I have a whole box of class scrapbooks like the one shown above, and I love taking them out and remembering the students I taught many years ago. Each student wrote me a special letter that was glued on the back of his or her page, and it’s a joy to reread them!
If you haven’t done this project with your students before, give it a try! I think you’ll find it to be a great way to wrap up the year. Here are my step-by-step directions and tips for guiding your students through this project, along with the Letter to My Teacher template.
- 12” x 12” heavy white drawing paper or scrapbook paper
- an assortment of colorful and/or patterned scrapbook paper
- lined paper or “Letter to My Teacher” template
- rubber cement or scrapbook adhesive
- photos of students and class activities
- markers, crayons, and colored pencils
- scissors (scrapbook scissors are fun!)
- If possible, show students an example of a family scrapbook or yearbook. Point out details about the arrangement of pictures and elements on the page. If you have scrapbooks from previous years, let students look at those to see examples of how the pages look.
- Tell students they will be designing their own scrapbook page, front and back. The front will include their name in fancy letters and a photo of themselves. On the back they will write a letter to you telling you their feelings about the school year.
- Give each student piece of scrapbook paper on which to create their page. You may also want to give them a practice page to test out lettering methods, scissors, colors, etc.
- Allow students to choose one or two piece of scrapbook paper for creating borders and other elements. They should only need 1/2 sheet of each.
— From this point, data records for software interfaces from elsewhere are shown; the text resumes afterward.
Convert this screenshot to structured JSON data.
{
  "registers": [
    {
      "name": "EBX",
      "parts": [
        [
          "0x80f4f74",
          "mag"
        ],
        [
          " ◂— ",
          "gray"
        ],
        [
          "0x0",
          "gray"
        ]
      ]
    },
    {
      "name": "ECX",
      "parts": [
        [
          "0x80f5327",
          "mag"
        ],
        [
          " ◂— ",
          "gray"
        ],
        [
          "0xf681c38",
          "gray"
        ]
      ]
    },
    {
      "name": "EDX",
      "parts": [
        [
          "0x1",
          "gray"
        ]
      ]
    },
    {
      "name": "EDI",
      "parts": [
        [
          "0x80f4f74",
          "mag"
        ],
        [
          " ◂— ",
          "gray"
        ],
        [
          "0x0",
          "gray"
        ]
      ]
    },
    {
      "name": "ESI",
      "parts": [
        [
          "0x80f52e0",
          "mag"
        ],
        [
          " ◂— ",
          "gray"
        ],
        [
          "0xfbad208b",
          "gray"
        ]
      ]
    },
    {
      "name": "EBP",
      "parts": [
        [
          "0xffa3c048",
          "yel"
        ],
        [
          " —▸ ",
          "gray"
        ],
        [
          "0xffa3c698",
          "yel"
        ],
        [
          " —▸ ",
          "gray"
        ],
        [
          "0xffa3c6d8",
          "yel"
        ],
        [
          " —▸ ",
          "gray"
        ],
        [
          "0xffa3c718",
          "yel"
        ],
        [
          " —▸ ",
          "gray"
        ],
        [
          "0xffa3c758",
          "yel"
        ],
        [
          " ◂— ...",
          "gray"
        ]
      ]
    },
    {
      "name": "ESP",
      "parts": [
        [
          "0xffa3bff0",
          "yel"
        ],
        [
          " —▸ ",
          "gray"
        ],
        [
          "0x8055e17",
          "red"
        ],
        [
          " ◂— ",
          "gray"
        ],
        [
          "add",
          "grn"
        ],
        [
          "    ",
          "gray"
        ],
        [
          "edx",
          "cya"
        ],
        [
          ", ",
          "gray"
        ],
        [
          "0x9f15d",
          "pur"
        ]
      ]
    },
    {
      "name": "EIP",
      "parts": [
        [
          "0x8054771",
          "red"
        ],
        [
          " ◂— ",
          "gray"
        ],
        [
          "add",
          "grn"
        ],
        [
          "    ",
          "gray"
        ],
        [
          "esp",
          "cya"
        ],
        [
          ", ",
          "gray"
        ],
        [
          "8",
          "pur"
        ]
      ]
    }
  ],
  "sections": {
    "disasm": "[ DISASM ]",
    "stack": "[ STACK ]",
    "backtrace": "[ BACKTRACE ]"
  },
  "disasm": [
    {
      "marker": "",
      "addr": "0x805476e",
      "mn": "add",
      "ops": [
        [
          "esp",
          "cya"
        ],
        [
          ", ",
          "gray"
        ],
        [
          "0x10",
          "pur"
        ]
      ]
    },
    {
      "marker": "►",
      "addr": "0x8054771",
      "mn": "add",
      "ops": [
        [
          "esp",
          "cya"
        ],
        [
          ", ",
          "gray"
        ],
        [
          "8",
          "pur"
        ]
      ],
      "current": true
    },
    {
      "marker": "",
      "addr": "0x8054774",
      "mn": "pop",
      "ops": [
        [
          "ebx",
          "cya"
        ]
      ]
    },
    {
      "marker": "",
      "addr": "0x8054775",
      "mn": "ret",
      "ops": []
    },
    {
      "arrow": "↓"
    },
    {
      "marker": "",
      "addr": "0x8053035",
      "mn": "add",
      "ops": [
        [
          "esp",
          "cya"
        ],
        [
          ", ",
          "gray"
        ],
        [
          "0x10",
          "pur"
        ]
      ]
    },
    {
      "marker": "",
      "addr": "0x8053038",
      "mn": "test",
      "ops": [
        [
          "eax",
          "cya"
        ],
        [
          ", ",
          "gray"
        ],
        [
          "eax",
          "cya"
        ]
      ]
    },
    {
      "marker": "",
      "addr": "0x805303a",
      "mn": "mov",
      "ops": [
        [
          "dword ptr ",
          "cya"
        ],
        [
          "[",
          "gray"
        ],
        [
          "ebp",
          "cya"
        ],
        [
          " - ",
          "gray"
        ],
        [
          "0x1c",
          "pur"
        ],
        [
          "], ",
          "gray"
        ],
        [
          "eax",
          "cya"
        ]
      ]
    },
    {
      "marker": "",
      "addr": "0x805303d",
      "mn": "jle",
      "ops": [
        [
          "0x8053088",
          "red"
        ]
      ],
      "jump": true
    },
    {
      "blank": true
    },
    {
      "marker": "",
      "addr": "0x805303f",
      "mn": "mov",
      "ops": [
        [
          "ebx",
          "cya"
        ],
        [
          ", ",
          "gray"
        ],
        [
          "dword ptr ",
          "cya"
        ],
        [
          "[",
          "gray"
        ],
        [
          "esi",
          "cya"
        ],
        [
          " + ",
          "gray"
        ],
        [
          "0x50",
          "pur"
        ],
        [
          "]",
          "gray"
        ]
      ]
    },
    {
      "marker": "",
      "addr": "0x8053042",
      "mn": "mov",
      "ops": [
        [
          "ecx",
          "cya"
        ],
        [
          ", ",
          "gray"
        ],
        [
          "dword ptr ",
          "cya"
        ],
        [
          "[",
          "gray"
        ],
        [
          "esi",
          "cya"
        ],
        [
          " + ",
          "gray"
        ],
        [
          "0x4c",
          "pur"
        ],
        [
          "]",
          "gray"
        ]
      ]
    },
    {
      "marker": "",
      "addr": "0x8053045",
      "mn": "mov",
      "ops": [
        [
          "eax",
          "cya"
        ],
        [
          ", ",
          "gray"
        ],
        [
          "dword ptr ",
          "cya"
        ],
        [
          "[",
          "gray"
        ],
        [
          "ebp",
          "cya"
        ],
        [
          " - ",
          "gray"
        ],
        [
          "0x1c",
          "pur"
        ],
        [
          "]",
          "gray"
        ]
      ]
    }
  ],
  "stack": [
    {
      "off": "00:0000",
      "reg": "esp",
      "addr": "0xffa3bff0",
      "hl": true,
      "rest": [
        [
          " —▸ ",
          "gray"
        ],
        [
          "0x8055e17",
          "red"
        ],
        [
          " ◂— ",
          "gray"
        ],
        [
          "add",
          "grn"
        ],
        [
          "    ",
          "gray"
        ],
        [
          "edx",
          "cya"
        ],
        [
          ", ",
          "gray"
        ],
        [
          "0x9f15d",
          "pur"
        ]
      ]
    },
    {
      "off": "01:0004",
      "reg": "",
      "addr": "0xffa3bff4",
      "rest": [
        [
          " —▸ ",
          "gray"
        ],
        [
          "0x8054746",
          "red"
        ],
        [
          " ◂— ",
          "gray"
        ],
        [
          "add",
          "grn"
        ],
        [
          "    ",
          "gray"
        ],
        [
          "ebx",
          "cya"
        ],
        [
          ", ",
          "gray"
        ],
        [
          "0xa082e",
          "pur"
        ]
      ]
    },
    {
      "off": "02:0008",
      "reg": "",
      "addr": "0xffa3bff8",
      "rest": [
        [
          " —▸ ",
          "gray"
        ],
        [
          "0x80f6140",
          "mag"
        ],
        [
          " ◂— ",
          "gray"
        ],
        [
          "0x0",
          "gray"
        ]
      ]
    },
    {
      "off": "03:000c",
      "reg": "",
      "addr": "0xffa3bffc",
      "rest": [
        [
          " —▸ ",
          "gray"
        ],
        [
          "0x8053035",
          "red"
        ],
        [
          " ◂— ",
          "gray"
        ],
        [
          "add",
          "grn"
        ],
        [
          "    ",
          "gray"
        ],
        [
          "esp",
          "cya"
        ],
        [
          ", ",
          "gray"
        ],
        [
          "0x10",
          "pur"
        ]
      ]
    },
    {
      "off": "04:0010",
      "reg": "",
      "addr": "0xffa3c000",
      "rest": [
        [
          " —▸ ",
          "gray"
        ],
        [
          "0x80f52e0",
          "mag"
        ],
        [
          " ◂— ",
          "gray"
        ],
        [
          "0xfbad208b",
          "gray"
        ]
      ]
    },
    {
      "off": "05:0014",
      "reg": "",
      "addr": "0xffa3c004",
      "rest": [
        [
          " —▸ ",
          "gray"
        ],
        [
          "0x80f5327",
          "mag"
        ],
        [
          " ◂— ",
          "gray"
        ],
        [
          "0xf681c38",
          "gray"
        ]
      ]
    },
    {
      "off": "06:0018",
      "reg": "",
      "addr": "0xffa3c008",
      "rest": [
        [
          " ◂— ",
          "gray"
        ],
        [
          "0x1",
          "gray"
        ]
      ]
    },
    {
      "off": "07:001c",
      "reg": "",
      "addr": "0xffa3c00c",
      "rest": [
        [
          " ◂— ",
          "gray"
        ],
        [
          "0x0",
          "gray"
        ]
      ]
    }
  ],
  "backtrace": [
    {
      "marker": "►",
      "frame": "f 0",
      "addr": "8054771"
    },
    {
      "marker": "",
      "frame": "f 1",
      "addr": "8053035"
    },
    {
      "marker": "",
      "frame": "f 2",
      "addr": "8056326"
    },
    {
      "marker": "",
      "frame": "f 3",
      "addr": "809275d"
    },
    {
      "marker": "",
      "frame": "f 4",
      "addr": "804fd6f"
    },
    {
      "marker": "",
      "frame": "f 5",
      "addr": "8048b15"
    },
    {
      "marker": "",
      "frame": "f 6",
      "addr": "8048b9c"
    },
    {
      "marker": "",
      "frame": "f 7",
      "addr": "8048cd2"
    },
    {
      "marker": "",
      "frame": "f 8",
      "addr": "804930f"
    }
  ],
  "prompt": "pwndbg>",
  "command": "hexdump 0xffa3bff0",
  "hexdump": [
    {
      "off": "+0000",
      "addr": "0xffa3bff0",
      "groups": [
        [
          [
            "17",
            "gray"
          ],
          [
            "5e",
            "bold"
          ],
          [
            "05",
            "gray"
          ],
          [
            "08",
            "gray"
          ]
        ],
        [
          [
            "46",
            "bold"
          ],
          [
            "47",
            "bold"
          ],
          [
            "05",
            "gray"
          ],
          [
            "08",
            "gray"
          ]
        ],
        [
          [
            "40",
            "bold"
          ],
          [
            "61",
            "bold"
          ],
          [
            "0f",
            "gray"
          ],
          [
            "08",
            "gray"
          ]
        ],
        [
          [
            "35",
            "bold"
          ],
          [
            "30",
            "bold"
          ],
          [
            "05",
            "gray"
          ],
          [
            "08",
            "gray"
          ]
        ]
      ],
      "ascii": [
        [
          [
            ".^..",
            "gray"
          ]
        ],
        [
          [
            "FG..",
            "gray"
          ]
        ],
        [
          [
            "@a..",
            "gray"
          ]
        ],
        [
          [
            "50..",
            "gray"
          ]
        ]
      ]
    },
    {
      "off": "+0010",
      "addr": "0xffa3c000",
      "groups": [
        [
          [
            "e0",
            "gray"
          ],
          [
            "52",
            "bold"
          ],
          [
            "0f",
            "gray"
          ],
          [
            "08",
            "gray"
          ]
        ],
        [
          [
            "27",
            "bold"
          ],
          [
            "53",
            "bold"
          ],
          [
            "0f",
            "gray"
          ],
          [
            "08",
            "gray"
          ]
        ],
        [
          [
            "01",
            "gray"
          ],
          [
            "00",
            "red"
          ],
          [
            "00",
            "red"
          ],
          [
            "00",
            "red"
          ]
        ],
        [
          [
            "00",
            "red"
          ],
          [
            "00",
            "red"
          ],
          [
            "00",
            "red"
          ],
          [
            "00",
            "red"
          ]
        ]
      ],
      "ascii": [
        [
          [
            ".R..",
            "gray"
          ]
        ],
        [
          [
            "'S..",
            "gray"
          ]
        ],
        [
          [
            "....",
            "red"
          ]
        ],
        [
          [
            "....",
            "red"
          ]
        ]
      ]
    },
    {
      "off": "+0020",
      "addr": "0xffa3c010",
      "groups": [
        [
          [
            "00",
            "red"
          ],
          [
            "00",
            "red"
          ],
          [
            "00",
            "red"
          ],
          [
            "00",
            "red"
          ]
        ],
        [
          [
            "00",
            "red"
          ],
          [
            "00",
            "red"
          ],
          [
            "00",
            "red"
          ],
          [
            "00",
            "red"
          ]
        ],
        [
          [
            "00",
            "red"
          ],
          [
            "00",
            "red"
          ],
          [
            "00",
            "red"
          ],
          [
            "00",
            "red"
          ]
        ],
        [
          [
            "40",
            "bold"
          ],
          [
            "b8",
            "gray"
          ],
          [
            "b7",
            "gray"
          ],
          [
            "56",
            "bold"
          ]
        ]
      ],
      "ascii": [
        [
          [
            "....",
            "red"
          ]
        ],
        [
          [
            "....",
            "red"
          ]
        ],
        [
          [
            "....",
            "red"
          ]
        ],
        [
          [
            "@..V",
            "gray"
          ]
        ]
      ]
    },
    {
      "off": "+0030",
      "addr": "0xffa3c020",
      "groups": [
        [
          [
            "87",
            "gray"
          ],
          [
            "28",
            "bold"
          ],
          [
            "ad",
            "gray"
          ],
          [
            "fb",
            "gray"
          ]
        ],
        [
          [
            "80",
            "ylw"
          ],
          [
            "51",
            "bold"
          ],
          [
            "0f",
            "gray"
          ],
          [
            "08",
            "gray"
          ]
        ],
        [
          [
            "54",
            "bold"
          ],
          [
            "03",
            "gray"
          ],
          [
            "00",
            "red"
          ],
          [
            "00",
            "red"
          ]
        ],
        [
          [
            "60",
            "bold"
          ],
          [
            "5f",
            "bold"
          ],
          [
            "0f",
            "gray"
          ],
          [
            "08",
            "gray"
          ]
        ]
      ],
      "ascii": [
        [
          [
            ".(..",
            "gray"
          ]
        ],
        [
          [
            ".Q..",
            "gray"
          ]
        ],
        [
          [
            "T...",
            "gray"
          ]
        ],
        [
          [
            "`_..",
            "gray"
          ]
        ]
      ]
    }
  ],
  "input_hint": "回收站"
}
- Help students cut their borders, photos, and other elements as needed. Make sure they have their first name in large letters somewhere on the page along with a photograph. The example shown above is the one my daughter Wendy did the year she was in my class. I love how she cut out her picture and put herself on the back of a horse!
- Ask students not to glue anything down until they have cut out all elements and arranged them on the page. Remind them to leave about an inch margin on the left side that’s free of words and images to allow for binding. You may want to do the gluing yourself to be sure everything is in place properly.
- Have students write their letters to you on lined paper or on one of the pages of the Letter to My Teacher template. There are several variations with different line spacing and in different sizes. Allow students to choose partners who can proofread and help edit their letters. Glue each student’s letter on the back of his or her page.
- Let your class decide on a name for the yearbook. It might be “Mrs. Candler’s Class Yearbook,” “Candler’s Crazy Kids,” or something similar.
- After you have selected a name for the yearbook, have a cover design contest. Give any student who wants to enter the contest a sheet of 12 x 12 paper and time to work on their designs. Remind them to include the name of the scrapbook and the school year. When all designs are complete, have a secret ballot vote to select the winning design.
- Select a small group of students to create pages with your photos of classroom activities. I often have them work on this part while others are working on cover designs.
- When all pages are complete, laminate them and bind them with a strip of large plastic comb binding. If your school doesn’t have a binding machine, you may have to take it to an office supply store to have this done.
- Be sure to allow plenty of time for students to look through their class scrapbook. It’s best to have them sit on the floor and open in it their laps or open it flat on a large table. I know from experience that if it’s handled roughly, it will fall apart.
Digital Classroom Yearbook Options
One way to preserve the yearbook is to scan the individual pages and combine those files to create a digital version of the document. You can upload the digital version to a class website or send it by email to your students and their parents.
If your students are proficient with design programs like PowerPoint and Google Slides, another option is to skip the paper version and create the entire yearbook digitally. To make the process easier for your students, create a basic template with the page dimensions and format you want them to use and share the file with them. After they create their individual pages and submit them to you, combine the pages into a single document. You can share it online, and you might also want to print one classroom copy of the yearbook to show parents and visitors.
Creating a class scrapbook is a great project to end the school year. Best of all, you’ll have a wonderful book of memories to remind you of your special time together! Have you ever had your class create a yearbook or scrapbook? How was your project different from this one?